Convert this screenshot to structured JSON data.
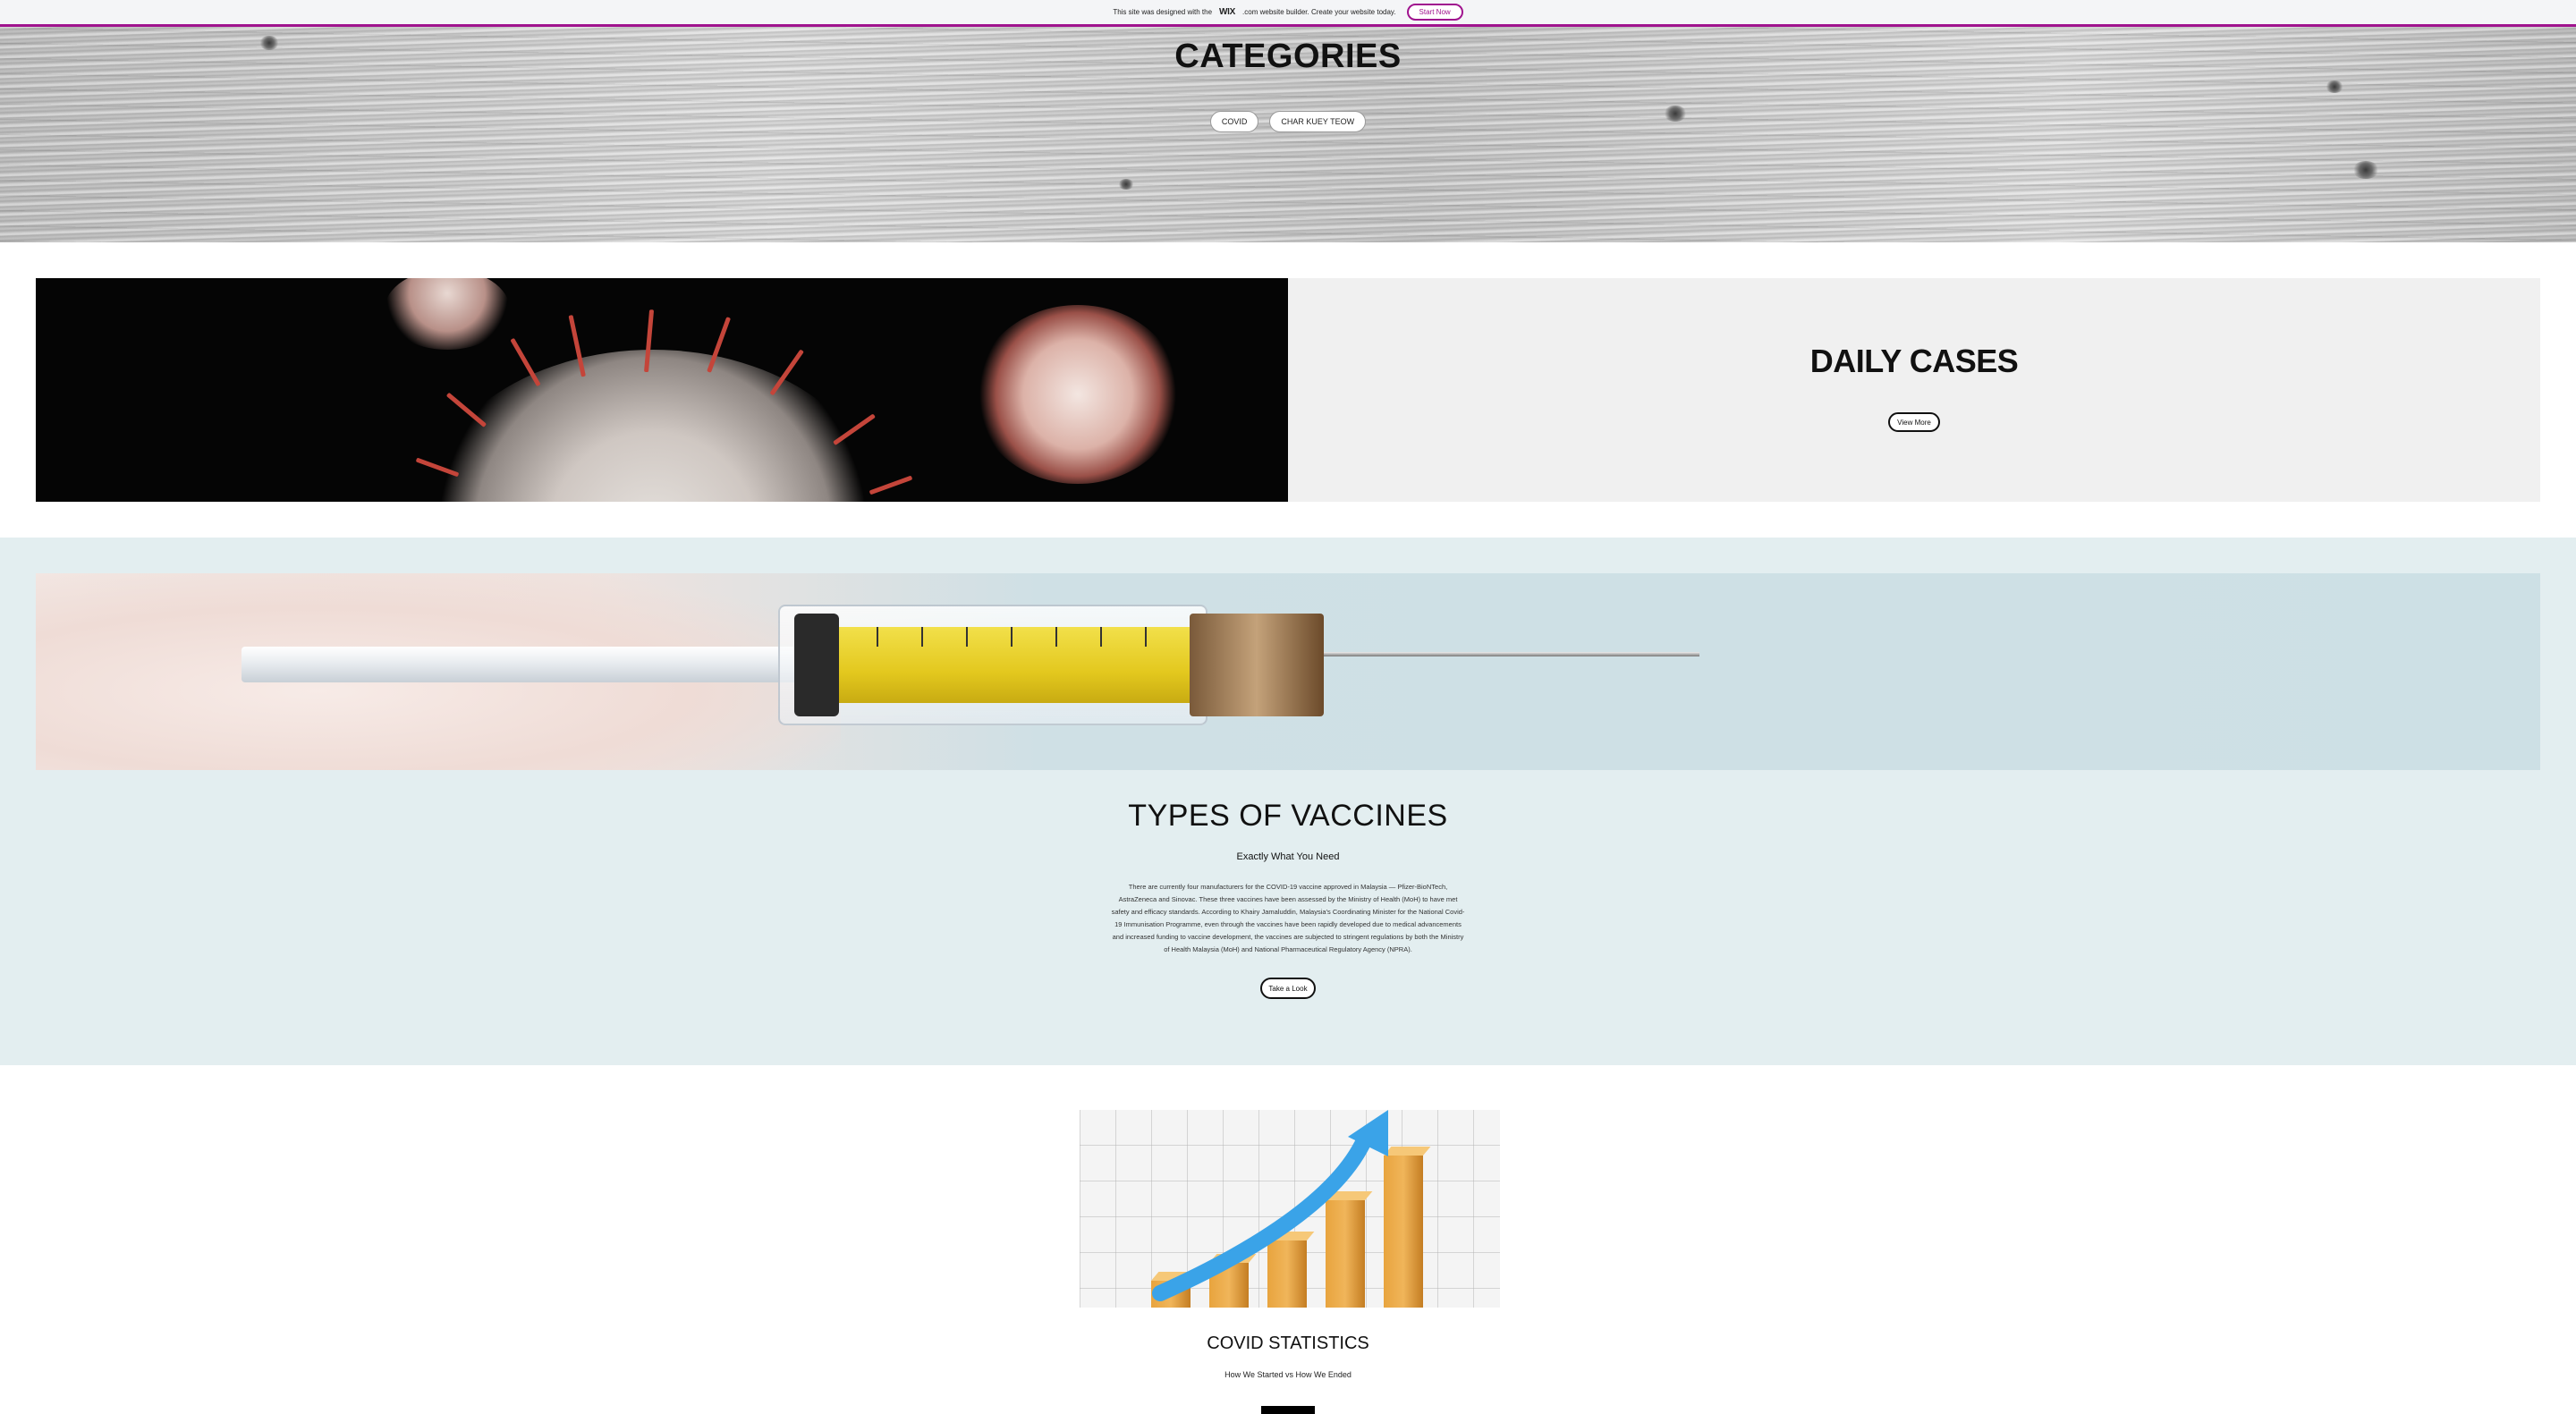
{
  "banner": {
    "text_before": "This site was designed with the",
    "brand": "WIX",
    "text_after": ".com website builder. Create your website today.",
    "cta": "Start Now",
    "accent": "#a0138e"
  },
  "categories": {
    "title": "CATEGORIES",
    "pills": [
      "COVID",
      "CHAR KUEY TEOW"
    ]
  },
  "daily_cases": {
    "title": "DAILY CASES",
    "button": "View More"
  },
  "vaccines": {
    "title": "TYPES OF VACCINES",
    "subtitle": "Exactly What You Need",
    "body": "There are currently four manufacturers for the COVID-19 vaccine approved in Malaysia — Pfizer-BioNTech, AstraZeneca and Sinovac. These three vaccines have been assessed by the Ministry of Health (MoH) to have met safety and efficacy standards. According to Khairy Jamaluddin, Malaysia's Coordinating Minister for the National Covid-19 Immunisation Programme, even through the vaccines have been rapidly developed due to medical advancements and increased funding to vaccine development, the vaccines are subjected to stringent regulations by both the Ministry of Health Malaysia (MoH) and National Pharmaceutical Regulatory Agency (NPRA).",
    "button": "Take a Look",
    "bg_color": "#e3eef0"
  },
  "statistics": {
    "title": "COVID STATISTICS",
    "subtitle": "How We Started vs How We Ended"
  }
}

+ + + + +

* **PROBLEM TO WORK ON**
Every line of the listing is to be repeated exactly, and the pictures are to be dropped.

* **RESULT OF THIS EXERCISE**
Convert this screenshot to structured JSON data.
{
  "banner": {
    "text_before": "This site was designed with the",
    "brand": "WIX",
    "text_after": ".com website builder. Create your website today.",
    "cta": "Start Now",
    "accent": "#a0138e"
  },
  "categories": {
    "title": "CATEGORIES",
    "pills": [
      "COVID",
      "CHAR KUEY TEOW"
    ]
  },
  "daily_cases": {
    "title": "DAILY CASES",
    "button": "View More"
  },
  "vaccines": {
    "title": "TYPES OF VACCINES",
    "subtitle": "Exactly What You Need",
    "body": "There are currently four manufacturers for the COVID-19 vaccine approved in Malaysia — Pfizer-BioNTech, AstraZeneca and Sinovac. These three vaccines have been assessed by the Ministry of Health (MoH) to have met safety and efficacy standards. According to Khairy Jamaluddin, Malaysia's Coordinating Minister for the National Covid-19 Immunisation Programme, even through the vaccines have been rapidly developed due to medical advancements and increased funding to vaccine development, the vaccines are subjected to stringent regulations by both the Ministry of Health Malaysia (MoH) and National Pharmaceutical Regulatory Agency (NPRA).",
    "button": "Take a Look",
    "bg_color": "#e3eef0"
  },
  "statistics": {
    "title": "COVID STATISTICS",
    "subtitle": "How We Started vs How We Ended"
  }
}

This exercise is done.